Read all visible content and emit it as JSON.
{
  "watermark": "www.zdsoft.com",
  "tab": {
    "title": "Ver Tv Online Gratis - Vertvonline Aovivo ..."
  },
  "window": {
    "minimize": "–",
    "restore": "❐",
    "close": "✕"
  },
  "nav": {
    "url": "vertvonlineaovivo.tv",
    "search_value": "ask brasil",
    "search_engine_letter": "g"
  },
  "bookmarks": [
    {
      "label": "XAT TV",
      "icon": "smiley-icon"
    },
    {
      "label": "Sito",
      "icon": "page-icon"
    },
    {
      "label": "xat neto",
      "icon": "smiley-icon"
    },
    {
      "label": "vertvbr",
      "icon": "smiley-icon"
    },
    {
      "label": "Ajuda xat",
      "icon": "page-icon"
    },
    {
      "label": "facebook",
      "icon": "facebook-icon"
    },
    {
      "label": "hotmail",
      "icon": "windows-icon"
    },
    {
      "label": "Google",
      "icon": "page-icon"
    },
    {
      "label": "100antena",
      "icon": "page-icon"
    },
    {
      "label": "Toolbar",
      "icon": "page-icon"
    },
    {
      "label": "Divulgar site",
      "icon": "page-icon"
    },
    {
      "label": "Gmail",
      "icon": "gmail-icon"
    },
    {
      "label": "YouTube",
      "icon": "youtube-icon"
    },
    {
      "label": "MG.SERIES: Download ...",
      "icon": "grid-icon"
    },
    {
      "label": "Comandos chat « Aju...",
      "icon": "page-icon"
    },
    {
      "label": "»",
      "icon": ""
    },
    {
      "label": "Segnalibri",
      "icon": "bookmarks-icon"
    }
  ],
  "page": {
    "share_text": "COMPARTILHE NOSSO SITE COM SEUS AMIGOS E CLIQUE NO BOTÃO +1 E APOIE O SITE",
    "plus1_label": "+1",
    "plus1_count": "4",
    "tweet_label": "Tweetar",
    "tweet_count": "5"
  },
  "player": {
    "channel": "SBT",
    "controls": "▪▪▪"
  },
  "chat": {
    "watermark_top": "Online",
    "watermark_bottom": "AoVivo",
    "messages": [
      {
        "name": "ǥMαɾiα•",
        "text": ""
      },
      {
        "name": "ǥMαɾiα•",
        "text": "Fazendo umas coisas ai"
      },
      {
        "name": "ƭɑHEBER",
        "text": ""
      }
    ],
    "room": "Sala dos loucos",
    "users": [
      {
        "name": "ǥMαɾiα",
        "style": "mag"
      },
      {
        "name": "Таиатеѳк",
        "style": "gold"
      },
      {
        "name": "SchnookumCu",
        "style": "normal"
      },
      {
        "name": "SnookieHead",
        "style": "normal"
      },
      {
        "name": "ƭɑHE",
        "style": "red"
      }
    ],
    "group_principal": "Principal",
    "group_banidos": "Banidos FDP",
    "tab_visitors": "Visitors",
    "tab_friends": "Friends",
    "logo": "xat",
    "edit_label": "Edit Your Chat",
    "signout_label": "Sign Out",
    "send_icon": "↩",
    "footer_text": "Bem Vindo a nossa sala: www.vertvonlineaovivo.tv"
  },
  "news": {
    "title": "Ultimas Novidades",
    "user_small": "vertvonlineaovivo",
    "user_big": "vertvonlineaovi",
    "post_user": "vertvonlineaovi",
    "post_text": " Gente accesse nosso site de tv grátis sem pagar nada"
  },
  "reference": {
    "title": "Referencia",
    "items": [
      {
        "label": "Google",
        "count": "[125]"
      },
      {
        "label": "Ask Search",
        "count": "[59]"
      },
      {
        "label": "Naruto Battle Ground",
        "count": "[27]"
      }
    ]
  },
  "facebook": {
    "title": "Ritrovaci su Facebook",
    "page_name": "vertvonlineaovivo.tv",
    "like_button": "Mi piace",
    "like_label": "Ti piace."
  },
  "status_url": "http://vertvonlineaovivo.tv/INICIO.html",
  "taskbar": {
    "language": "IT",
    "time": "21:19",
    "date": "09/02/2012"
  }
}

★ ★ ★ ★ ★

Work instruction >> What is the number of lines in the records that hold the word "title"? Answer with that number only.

Worked solution >> 4